Extracted data entries:
>>
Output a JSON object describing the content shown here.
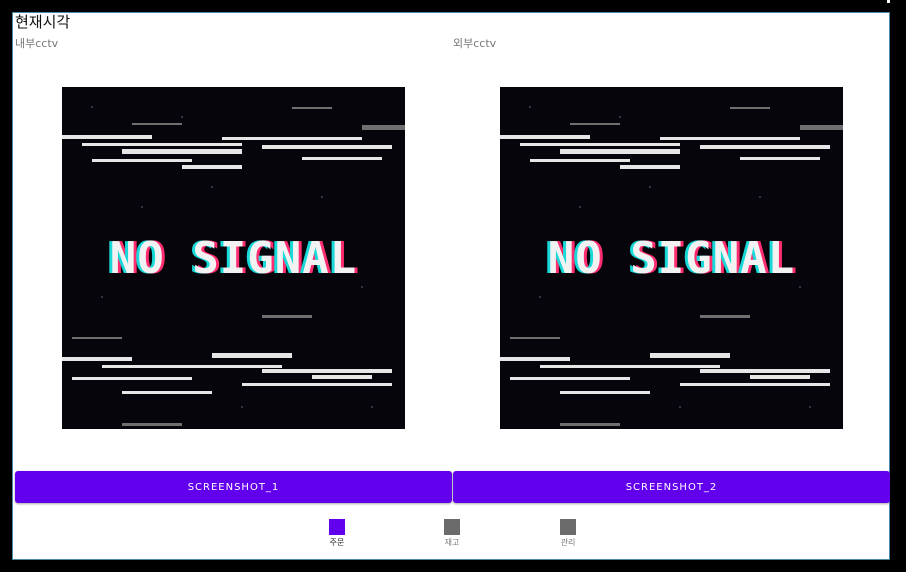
{
  "header": {
    "title": "현재시각"
  },
  "cameras": [
    {
      "label": "내부cctv",
      "feed_text": "NO SIGNAL",
      "button": "SCREENSHOT_1"
    },
    {
      "label": "외부cctv",
      "feed_text": "NO SIGNAL",
      "button": "SCREENSHOT_2"
    }
  ],
  "bottom_nav": {
    "items": [
      {
        "label": "주문",
        "icon": "order-icon",
        "active": true
      },
      {
        "label": "재고",
        "icon": "inventory-icon",
        "active": false
      },
      {
        "label": "관리",
        "icon": "manage-icon",
        "active": false
      }
    ]
  },
  "colors": {
    "accent": "#6200ee",
    "inactive_icon": "#6b6b6b",
    "feed_background": "#05050b",
    "glitch_cyan": "#19d8d8",
    "glitch_pink": "#ff2d6f"
  }
}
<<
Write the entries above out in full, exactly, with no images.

- **Exercise response**:
Output a JSON object describing the content shown here.
{
  "header": {
    "title": "현재시각"
  },
  "cameras": [
    {
      "label": "내부cctv",
      "feed_text": "NO SIGNAL",
      "button": "SCREENSHOT_1"
    },
    {
      "label": "외부cctv",
      "feed_text": "NO SIGNAL",
      "button": "SCREENSHOT_2"
    }
  ],
  "bottom_nav": {
    "items": [
      {
        "label": "주문",
        "icon": "order-icon",
        "active": true
      },
      {
        "label": "재고",
        "icon": "inventory-icon",
        "active": false
      },
      {
        "label": "관리",
        "icon": "manage-icon",
        "active": false
      }
    ]
  },
  "colors": {
    "accent": "#6200ee",
    "inactive_icon": "#6b6b6b",
    "feed_background": "#05050b",
    "glitch_cyan": "#19d8d8",
    "glitch_pink": "#ff2d6f"
  }
}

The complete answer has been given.